Jay and I went geocaching this morning. The cache itself was pleasant enough – a short hike up a woodland bridal-way lead us to a quiet but unusual spot at the intersection of five wide, well trod dirt tracks. We did the cache – a really well stocked number. In the hint – not the main description it mentions that it’s on the site of an old underground quarry. We went to explore and quickly found the entrance…
The first thing that struck me was how open it was. In the UK, a feature like this would probably have been boarded up for Health and Safety reasons, or turned into a tourist attraction. This place was open and probably left untouched for a good number of years.
Thankfully, I had a had a head torch in my bag. It looked quite safe, so I went in. Jay chose to stay at the entrance. The man made cave opened up into a network of tunnels and rooms – all of a uniform height. I only went about 100m in but it seemed to stretch a bit further. Quite an amazing place. Near the entrance sat a circa 1920s car – burned out and slowly being turned into nothing but rust. Bats flew all around me and markings – some of which looked quite old – adorned the walls – not mindless scrawling, more functional markings. The most remarkable feature though was an altar type thing ornately carved into the rock face (pictured above). A Christian design (cross) with military details.
I’ve just researched what I can (in French) and have found that it was initially a limestone quarry and was a station for the French army during WWI. The chapel was build in three stages by the soldiers and it is one of several underground chapels in the area. Also nearby was an underground hospital as used in the second world war.
Once again, geocaching took me to somewhere new, somewhere amazing that I probably wouldn’t have discovered at all on my own.
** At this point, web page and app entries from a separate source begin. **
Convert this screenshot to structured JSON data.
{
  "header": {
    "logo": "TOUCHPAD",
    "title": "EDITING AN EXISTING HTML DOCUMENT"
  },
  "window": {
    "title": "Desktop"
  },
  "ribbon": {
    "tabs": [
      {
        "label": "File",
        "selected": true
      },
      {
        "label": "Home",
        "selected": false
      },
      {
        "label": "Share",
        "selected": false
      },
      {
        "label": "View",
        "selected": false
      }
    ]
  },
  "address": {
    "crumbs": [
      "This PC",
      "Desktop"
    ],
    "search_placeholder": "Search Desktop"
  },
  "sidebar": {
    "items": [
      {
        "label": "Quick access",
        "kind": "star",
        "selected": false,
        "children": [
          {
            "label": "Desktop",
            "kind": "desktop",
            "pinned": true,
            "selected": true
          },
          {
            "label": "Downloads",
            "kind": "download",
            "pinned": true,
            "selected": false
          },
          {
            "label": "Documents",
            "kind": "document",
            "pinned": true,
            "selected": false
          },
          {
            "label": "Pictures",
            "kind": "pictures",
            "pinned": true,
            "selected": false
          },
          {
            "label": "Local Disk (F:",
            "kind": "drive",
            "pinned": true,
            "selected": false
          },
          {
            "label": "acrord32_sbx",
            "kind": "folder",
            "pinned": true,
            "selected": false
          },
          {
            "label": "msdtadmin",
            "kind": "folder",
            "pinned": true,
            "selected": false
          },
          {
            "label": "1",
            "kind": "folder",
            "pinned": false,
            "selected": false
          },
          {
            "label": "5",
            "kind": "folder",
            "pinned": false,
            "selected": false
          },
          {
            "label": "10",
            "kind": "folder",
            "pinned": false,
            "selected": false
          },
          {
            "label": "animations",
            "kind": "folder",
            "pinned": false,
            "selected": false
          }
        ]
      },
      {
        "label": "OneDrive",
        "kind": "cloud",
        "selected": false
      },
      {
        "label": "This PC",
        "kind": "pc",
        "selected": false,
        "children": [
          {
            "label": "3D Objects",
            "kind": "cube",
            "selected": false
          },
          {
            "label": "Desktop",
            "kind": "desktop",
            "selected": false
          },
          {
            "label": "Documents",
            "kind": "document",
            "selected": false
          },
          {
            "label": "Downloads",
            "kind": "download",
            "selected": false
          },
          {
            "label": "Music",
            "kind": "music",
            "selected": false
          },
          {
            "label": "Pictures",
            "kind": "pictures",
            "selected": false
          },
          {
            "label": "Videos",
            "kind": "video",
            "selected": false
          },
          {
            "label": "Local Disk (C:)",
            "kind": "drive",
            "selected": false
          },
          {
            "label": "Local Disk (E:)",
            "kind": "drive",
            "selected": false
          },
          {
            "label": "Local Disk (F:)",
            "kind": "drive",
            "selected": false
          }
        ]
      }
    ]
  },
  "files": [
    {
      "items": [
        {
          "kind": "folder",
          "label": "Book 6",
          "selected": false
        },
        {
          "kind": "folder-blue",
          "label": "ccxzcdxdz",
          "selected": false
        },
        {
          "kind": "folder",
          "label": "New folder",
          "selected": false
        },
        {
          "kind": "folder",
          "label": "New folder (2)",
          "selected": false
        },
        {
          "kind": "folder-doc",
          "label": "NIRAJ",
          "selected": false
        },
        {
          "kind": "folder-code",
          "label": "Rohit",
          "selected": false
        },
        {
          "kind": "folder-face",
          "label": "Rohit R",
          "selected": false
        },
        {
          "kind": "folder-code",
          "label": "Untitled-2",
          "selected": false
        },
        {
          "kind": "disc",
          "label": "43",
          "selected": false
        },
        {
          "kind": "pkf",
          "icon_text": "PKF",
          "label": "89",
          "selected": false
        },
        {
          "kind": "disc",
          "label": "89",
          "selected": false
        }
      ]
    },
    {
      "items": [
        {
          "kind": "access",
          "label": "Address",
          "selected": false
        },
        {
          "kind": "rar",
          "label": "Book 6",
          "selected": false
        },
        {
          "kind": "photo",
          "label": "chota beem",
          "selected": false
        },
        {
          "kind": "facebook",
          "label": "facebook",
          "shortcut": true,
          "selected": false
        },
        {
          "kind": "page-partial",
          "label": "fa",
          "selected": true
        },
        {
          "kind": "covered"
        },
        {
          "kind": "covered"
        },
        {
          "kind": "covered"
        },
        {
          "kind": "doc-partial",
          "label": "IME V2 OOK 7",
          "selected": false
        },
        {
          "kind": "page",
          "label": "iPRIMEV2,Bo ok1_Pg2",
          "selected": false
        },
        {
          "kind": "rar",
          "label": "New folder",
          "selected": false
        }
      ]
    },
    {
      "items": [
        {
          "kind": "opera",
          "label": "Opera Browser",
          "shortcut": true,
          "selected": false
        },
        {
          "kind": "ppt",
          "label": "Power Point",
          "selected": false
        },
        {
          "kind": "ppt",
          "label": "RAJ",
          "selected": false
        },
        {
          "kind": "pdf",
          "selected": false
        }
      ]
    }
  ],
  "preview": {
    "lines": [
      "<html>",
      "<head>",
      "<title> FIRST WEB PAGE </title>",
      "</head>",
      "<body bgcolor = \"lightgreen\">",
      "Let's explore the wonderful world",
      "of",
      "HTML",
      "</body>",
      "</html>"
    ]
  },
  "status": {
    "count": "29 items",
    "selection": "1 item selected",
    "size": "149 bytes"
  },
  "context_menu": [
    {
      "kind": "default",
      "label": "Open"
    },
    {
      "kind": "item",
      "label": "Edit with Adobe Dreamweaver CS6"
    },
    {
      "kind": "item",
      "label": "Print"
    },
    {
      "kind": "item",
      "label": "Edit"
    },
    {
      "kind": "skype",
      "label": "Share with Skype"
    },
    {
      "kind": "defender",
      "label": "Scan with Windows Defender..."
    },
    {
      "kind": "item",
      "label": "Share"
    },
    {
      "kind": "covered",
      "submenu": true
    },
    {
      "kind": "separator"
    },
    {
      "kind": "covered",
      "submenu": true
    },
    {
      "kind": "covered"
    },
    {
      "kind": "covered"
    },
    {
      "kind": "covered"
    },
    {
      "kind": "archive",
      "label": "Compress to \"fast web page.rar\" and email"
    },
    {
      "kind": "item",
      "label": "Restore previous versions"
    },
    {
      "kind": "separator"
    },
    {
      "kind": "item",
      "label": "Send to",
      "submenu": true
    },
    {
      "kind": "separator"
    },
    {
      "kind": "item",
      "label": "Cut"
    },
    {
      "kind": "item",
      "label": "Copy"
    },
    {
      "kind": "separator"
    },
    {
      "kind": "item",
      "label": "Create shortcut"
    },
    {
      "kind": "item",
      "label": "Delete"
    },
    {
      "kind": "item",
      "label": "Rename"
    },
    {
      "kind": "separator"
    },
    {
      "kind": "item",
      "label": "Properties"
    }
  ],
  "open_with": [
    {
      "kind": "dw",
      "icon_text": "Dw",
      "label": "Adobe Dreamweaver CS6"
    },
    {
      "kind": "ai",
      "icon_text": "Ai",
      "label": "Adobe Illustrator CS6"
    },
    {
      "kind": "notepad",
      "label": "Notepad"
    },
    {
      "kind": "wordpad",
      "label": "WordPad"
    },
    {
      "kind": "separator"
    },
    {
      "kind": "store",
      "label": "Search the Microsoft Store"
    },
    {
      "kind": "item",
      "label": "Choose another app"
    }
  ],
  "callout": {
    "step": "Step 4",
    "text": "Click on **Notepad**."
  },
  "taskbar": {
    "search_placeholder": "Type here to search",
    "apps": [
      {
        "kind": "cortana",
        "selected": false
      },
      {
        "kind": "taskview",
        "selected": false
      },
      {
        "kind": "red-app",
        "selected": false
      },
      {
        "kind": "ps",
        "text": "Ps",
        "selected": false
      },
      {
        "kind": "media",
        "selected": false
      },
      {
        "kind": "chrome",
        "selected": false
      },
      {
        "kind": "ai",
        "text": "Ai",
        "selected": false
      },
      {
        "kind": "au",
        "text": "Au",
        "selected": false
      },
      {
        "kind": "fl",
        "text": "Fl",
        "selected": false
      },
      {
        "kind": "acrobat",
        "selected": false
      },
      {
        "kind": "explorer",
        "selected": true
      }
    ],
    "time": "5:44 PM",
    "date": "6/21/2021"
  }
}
I took some more photos with a flash camera that I’ll upload later – including one of a bat!